Do you have a favourite drink scene in literature?
Wilton Barnhardt has a novel called LOOK AWAY LOOK AWAY about the contemporary American South, and there’s a lovely scene in which a rich relative works dark magic on a family meal, gleefully giving glasses of 1989 Lynch Bages to people who don’t know what they’re drinking. Quite the indictment of social mores.
What’s your favorite everyday wine?
I try to not have an every day wine. When I don’t crave a spectacular experience, but a familiar one, I’m drawn toward gamay in the summer months and older cru bourgeois bordeaux at other times — the 2010 Senejac, which was $17 a bottle, is a stupid value right now.
Do you have a favourite restaurant for wine?
In St Helena there’s an unassuming place called COOK on the main drag; we’d been told to go in for a bite and a glass. The wines were written on a dry erase board because they changed daily, and sometimes hourly. I recognized some of the names but not all of them. I asked the waiter what we should have and he brought out…something. A cabernet with a little age on it. It was outstanding. What was it? He said not to worry about it. His old landlord owed him some money and had paid him in wine instead. What wine? Oh, something he’d taken in trade for a job done. There was a label on the bottle but it didn’t explain much. It wasn’t a label I ever saw again. And it was perfect.
Do you have a dream wine?

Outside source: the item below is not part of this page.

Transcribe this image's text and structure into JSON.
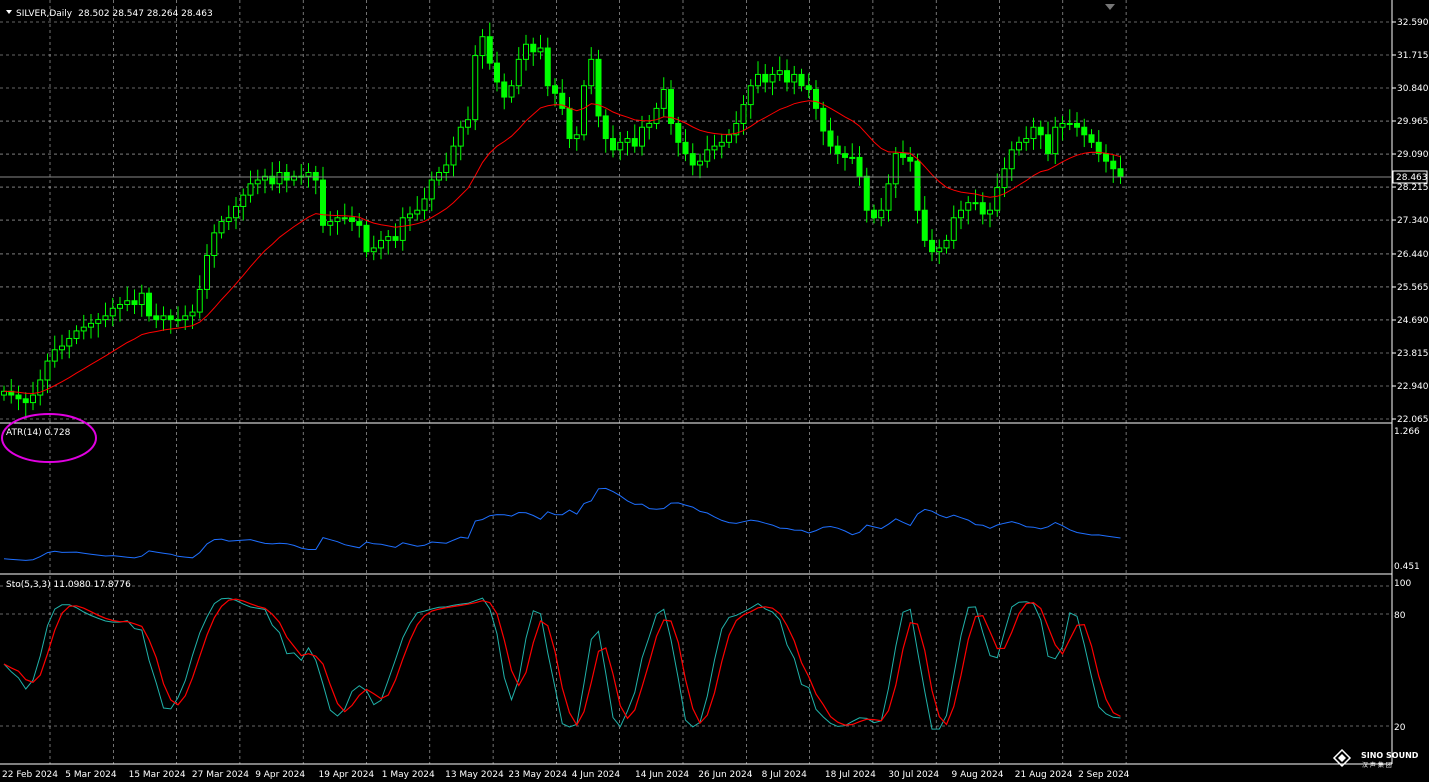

That’s interesting — because of their prices and everyone else singing their praises I’m curious about 1961 first growths and good vintages of Jayer and DRC and all that, but the wine I’m hoping someone will open for me one day would be a 1990 Henri Bonneau Celestins. I’ve had his basic Chateauneuf, and his Marie Beurrier, and even the vin de pays, but I haven’t yet managed to get near his grand achievement, which the ecstatic tasting notes suggest will put you through puberty all over again.
You live in San Francisco? Do you often visit nearby vineyards if so which ones?
It’s odd — only an hour trip, but I always felt like I needed to mentally prepare for a day before going. It was like visiting Comicon. My two guaranteed stops were at Acme Fine Wines, which is the Sun Records of St Helena, and the To Kalon vineyard. There is a lovely man, Tom Garrett, who runs DETERT, a very small winery, on something 17 acres of Cab Franc and Cabernet Sauvignon. His wines are extraordinary and close to unknown, which is bizarre to me, given his location. We also visited CARTER (the name is a coincidence), as their wine maker, Mike Smith, does some of my other favorite California Cabernets via MYRIAD, SCARLETT and BECKLYN. That varietal can be loud, obnoxious, clever yet facile, designed for mass appeal and have a finish that’s far too long (I have just described every Marvel movie, haven’t I?) Mike’s work is intriguing — it flirts with all that stuff before veering into a better place. But if you want to try something that is far more St Julien like, the final wine maker on my list is Massimo Di Costanzo of DI COSTANZO wines, whose work is exceptionally elegant.
Thank you Glen! Some greats tips there. Now everyone, buy the book.